Content starts

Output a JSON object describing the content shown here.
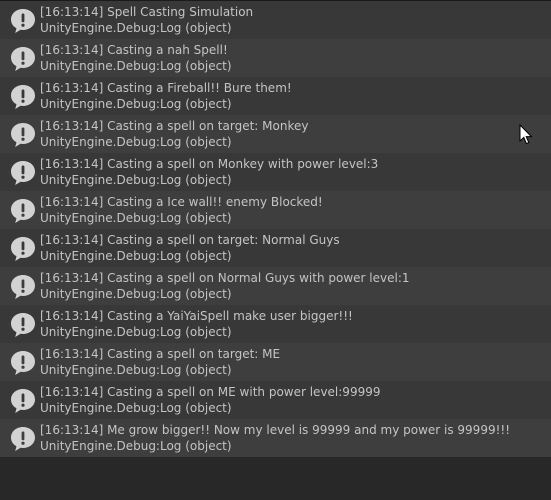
{
  "console": {
    "entries": [
      {
        "message": "[16:13:14] Spell Casting Simulation",
        "source": "UnityEngine.Debug:Log (object)",
        "icon": "info-speech-bubble-icon"
      },
      {
        "message": "[16:13:14] Casting a nah Spell!",
        "source": "UnityEngine.Debug:Log (object)",
        "icon": "info-speech-bubble-icon"
      },
      {
        "message": "[16:13:14] Casting a Fireball!! Bure them!",
        "source": "UnityEngine.Debug:Log (object)",
        "icon": "info-speech-bubble-icon"
      },
      {
        "message": "[16:13:14] Casting a spell on target: Monkey",
        "source": "UnityEngine.Debug:Log (object)",
        "icon": "info-speech-bubble-icon"
      },
      {
        "message": "[16:13:14] Casting a spell on Monkey with power level:3",
        "source": "UnityEngine.Debug:Log (object)",
        "icon": "info-speech-bubble-icon"
      },
      {
        "message": "[16:13:14] Casting a Ice wall!! enemy Blocked!",
        "source": "UnityEngine.Debug:Log (object)",
        "icon": "info-speech-bubble-icon"
      },
      {
        "message": "[16:13:14] Casting a spell on target: Normal Guys",
        "source": "UnityEngine.Debug:Log (object)",
        "icon": "info-speech-bubble-icon"
      },
      {
        "message": "[16:13:14] Casting a spell on Normal Guys with power level:1",
        "source": "UnityEngine.Debug:Log (object)",
        "icon": "info-speech-bubble-icon"
      },
      {
        "message": "[16:13:14] Casting a YaiYaiSpell make user bigger!!!",
        "source": "UnityEngine.Debug:Log (object)",
        "icon": "info-speech-bubble-icon"
      },
      {
        "message": "[16:13:14] Casting a spell on target: ME",
        "source": "UnityEngine.Debug:Log (object)",
        "icon": "info-speech-bubble-icon"
      },
      {
        "message": "[16:13:14] Casting a spell on ME with power level:99999",
        "source": "UnityEngine.Debug:Log (object)",
        "icon": "info-speech-bubble-icon"
      },
      {
        "message": "[16:13:14] Me grow bigger!! Now my level is 99999 and my power is 99999!!!",
        "source": "UnityEngine.Debug:Log (object)",
        "icon": "info-speech-bubble-icon"
      }
    ]
  },
  "colors": {
    "background": "#282828",
    "row_odd": "#383838",
    "row_even": "#3e3e3e",
    "text": "#c4c4c4",
    "icon": "#d2d2d2"
  }
}
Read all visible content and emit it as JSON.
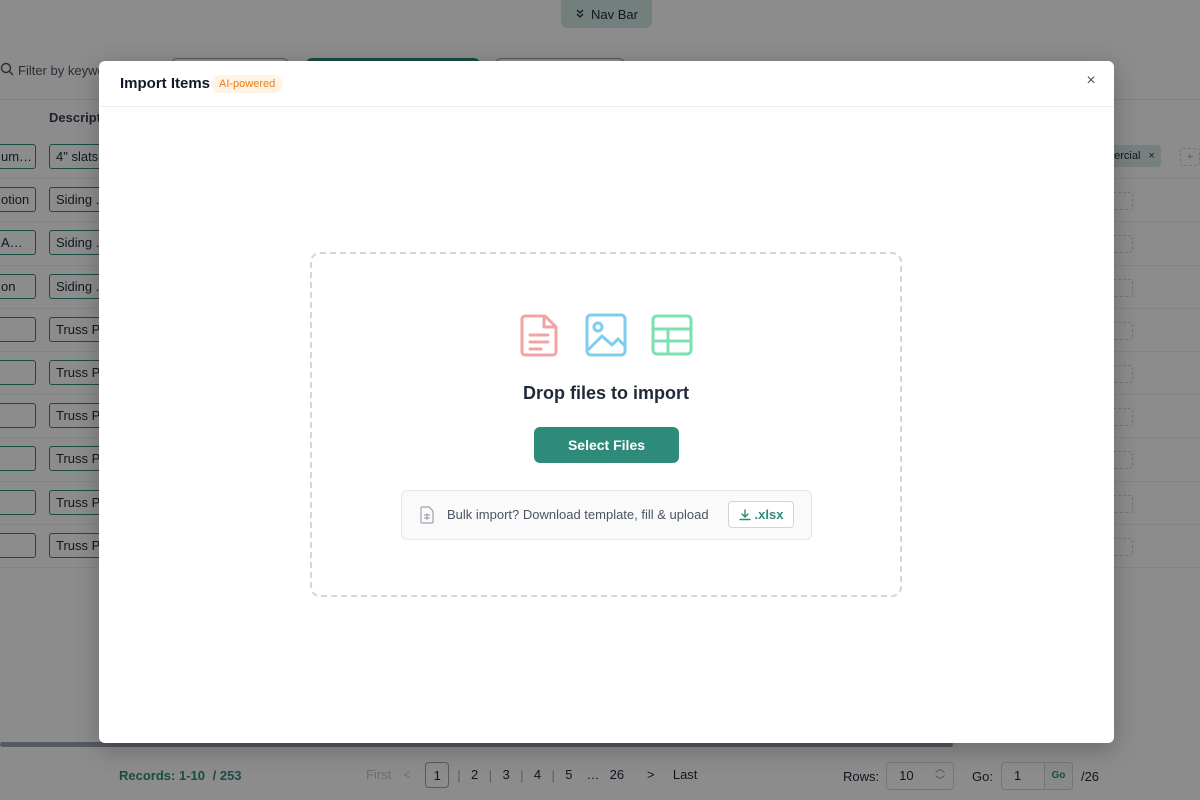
{
  "navbar_toggle": {
    "label": "Nav Bar"
  },
  "filter": {
    "placeholder": "Filter by keywo"
  },
  "table": {
    "column_header": "Descript",
    "rows": [
      {
        "c1": "um…",
        "c2": "4\" slats"
      },
      {
        "c1": "otion",
        "c2": "Siding ."
      },
      {
        "c1": "A…",
        "c2": "Siding ."
      },
      {
        "c1": "on",
        "c2": "Siding ."
      },
      {
        "c1": "",
        "c2": "Truss Pa"
      },
      {
        "c1": "",
        "c2": "Truss Pa"
      },
      {
        "c1": "",
        "c2": "Truss Pa"
      },
      {
        "c1": "",
        "c2": "Truss Pa"
      },
      {
        "c1": "",
        "c2": "Truss Pa"
      },
      {
        "c1": "",
        "c2": "Truss Pa"
      }
    ],
    "tag": {
      "label": "nercial",
      "remove": "×",
      "add": "+"
    }
  },
  "footer": {
    "records_label": "Records: 1-10",
    "records_total": "/ 253",
    "pager": {
      "first": "First",
      "prev": "<",
      "pages": [
        "1",
        "2",
        "3",
        "4",
        "5"
      ],
      "ellipsis": "…",
      "last_page": "26",
      "next": ">",
      "last": "Last"
    },
    "rows_label": "Rows:",
    "rows_value": "10",
    "go_label": "Go:",
    "go_value": "1",
    "go_button": "Go",
    "page_total": "/26"
  },
  "modal": {
    "title": "Import Items",
    "badge": "AI-powered",
    "close": "×",
    "drop_title": "Drop files to import",
    "select_button": "Select Files",
    "bulk_text": "Bulk import? Download template, fill & upload",
    "xlsx_button": ".xlsx",
    "icons": [
      "document-icon",
      "image-icon",
      "spreadsheet-icon"
    ]
  },
  "colors": {
    "accent": "#2e8b7a",
    "badge_text": "#f07c0e",
    "doc_icon": "#f4a3a3",
    "image_icon": "#7dcdf0",
    "sheet_icon": "#7ee0b0"
  }
}
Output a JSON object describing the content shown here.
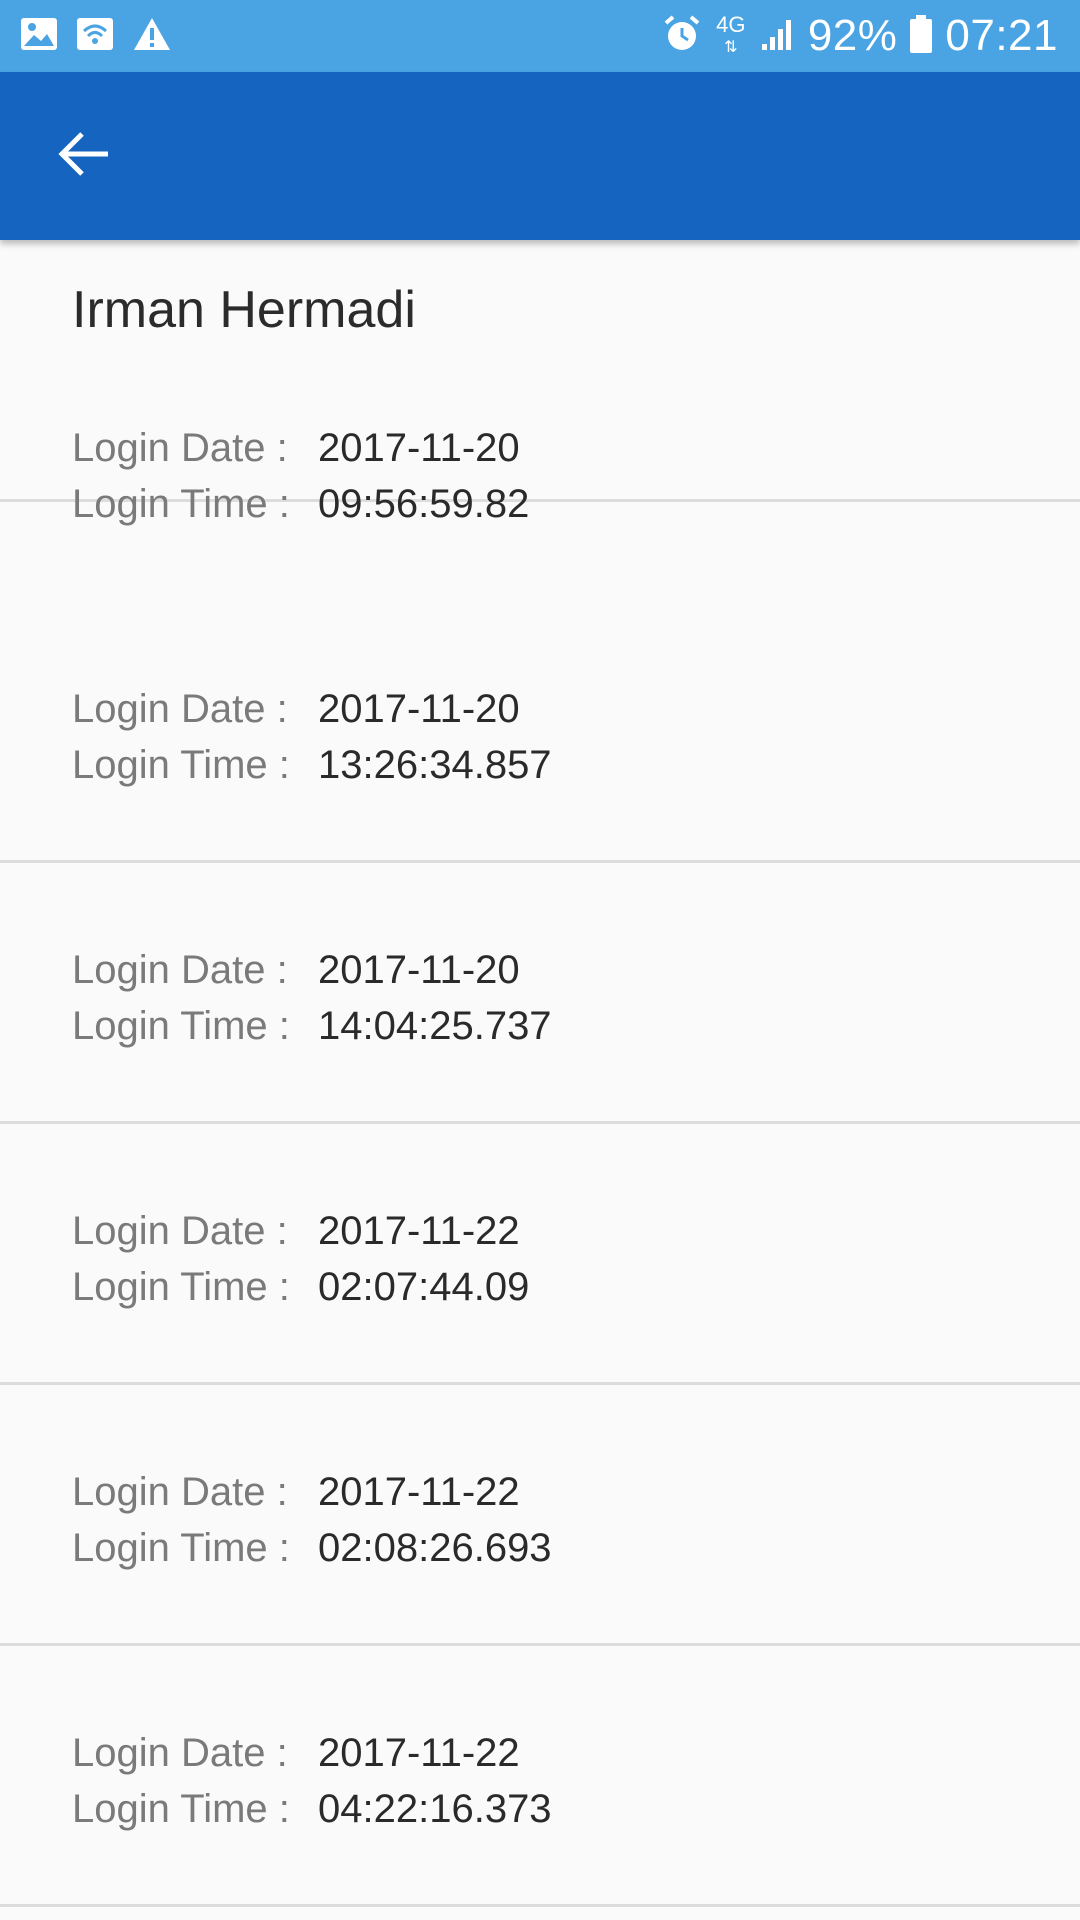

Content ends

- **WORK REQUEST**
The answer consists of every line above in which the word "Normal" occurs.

- **REPLY TO THE EXERCISE**
        "message": "[16:13:14] Casting a spell on target: Normal Guys",
        "message": "[16:13:14] Casting a spell on Normal Guys with power level:1",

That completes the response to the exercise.